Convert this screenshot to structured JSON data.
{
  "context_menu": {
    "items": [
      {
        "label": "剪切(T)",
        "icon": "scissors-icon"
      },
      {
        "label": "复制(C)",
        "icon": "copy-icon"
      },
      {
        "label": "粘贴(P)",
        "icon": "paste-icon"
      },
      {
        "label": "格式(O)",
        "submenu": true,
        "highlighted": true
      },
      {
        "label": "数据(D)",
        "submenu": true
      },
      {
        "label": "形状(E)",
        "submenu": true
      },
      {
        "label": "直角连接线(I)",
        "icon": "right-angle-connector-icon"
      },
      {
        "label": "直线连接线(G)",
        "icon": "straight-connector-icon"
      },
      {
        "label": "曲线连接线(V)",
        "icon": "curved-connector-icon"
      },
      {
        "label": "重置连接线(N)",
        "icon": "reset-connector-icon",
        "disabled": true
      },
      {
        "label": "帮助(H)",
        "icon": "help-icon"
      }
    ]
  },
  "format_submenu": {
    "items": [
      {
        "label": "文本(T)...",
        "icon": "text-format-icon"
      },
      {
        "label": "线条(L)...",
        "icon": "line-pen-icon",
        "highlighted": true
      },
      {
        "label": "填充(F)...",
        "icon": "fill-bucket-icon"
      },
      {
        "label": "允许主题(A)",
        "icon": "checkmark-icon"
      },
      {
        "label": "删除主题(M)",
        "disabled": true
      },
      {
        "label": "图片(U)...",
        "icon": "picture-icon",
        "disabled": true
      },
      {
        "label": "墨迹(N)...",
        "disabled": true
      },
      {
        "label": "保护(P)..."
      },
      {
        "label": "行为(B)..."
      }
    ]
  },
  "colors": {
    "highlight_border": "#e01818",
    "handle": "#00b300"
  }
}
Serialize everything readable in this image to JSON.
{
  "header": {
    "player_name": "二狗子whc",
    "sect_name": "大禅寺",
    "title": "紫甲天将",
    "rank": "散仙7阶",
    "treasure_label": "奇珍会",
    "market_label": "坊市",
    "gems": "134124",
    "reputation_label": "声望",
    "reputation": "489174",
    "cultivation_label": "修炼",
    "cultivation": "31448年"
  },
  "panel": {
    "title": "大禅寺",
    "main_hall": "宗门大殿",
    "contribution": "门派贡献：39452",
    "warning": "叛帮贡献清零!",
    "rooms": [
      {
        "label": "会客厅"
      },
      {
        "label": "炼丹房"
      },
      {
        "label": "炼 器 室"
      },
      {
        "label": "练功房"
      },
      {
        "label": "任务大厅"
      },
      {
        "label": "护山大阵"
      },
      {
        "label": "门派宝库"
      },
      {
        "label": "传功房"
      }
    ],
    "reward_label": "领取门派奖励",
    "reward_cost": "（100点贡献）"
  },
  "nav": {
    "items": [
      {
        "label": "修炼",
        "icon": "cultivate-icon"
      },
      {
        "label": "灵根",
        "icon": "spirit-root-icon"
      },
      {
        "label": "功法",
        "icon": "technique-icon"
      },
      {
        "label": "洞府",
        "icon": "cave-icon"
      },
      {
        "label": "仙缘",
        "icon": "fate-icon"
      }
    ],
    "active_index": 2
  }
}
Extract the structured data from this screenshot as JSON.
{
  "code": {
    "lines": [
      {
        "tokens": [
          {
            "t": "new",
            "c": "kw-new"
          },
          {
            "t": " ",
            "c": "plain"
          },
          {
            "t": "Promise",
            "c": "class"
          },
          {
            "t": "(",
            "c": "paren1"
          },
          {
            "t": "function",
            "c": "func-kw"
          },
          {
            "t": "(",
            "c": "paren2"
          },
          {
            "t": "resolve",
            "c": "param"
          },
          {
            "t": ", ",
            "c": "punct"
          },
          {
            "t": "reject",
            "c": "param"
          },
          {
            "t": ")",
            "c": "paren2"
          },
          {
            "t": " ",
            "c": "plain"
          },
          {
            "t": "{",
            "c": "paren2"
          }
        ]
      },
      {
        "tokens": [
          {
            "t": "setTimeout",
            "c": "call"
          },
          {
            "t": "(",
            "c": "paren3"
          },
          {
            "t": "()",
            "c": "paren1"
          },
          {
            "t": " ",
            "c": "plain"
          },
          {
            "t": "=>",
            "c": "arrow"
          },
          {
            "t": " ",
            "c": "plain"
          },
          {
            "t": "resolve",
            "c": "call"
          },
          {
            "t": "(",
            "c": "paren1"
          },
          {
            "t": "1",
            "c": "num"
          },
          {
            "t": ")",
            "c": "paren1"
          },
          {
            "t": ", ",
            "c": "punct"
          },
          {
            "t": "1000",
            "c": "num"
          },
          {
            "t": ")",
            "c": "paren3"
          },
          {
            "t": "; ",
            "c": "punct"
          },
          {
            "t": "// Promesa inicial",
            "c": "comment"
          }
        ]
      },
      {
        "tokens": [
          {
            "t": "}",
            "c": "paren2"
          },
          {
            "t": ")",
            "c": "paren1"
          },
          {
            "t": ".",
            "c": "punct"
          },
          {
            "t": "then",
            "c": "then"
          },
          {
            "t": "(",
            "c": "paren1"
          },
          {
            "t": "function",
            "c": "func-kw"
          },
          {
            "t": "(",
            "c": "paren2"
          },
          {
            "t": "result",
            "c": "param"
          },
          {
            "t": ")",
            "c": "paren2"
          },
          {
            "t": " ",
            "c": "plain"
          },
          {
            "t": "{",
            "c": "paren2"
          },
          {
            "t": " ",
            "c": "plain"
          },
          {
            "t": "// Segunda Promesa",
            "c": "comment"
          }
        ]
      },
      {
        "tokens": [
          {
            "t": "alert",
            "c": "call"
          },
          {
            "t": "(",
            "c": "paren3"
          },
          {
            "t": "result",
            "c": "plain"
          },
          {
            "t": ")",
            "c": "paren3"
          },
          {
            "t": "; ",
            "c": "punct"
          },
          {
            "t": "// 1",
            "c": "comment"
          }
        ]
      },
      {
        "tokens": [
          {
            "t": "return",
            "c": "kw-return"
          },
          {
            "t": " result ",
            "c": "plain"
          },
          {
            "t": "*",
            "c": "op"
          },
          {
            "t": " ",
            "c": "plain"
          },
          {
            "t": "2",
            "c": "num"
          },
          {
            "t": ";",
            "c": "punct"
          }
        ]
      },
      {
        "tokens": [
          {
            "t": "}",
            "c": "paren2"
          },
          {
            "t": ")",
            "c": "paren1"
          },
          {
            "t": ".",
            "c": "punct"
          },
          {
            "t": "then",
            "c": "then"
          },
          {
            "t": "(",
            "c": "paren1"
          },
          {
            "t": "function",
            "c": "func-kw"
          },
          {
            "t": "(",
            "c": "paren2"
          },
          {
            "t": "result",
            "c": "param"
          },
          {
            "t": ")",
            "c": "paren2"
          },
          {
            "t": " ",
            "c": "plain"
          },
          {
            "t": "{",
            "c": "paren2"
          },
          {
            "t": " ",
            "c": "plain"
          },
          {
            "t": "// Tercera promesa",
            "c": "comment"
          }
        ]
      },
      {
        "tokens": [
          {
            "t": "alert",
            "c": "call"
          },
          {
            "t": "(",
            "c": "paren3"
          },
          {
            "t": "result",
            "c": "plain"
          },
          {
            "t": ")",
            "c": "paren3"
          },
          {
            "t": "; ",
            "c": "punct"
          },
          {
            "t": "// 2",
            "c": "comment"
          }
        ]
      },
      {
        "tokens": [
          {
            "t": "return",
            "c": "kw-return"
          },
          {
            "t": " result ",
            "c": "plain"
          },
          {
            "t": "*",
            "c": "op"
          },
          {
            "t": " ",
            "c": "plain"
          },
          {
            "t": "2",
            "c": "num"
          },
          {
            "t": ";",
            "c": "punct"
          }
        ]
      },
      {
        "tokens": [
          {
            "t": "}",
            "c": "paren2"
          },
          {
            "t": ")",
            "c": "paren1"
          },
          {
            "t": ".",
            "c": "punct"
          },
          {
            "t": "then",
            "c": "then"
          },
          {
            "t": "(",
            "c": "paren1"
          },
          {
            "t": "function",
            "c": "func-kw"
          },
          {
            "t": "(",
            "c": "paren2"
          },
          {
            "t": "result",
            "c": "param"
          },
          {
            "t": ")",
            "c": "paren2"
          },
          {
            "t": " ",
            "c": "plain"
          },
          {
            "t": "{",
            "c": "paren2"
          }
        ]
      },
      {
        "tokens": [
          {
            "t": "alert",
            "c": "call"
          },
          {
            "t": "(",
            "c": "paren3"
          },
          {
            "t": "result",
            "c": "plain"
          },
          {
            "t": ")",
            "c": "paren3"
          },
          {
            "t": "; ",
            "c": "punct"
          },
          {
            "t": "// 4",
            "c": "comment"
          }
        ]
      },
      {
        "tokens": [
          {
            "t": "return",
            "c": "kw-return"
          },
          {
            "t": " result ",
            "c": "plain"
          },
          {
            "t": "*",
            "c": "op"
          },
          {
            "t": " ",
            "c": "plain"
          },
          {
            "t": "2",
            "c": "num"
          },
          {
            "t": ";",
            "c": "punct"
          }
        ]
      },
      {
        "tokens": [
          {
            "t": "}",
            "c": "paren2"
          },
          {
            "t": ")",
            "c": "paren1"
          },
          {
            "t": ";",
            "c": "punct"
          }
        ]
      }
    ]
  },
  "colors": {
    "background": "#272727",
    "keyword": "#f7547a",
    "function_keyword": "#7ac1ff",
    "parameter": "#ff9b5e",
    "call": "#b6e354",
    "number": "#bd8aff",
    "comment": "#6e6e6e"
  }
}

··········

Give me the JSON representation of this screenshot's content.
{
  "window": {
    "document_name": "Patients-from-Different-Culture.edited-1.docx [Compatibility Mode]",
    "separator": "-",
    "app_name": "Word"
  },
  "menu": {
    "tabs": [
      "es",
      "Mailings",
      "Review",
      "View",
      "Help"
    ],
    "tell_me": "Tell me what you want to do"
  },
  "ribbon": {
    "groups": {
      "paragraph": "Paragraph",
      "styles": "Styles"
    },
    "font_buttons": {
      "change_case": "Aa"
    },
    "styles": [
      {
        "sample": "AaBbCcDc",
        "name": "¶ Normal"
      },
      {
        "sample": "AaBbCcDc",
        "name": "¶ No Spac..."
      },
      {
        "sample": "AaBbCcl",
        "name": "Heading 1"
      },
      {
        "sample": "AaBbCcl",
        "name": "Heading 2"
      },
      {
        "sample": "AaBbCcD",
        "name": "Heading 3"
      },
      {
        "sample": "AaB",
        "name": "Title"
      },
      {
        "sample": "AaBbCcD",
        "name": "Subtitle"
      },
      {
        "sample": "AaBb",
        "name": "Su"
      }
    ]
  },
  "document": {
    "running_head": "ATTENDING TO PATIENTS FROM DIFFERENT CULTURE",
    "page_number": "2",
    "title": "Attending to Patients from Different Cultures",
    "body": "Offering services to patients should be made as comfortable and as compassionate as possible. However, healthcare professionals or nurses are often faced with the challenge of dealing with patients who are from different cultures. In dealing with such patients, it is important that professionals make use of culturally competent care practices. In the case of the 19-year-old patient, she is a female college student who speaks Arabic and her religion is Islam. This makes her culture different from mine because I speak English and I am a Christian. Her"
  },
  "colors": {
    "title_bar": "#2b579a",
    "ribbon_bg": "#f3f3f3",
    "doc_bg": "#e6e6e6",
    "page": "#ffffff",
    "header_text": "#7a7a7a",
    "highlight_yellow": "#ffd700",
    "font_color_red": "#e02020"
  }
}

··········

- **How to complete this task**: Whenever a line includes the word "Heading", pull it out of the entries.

- **Final answer**:
        "name": "Heading 1"
        "name": "Heading 2"
        "name": "Heading 3"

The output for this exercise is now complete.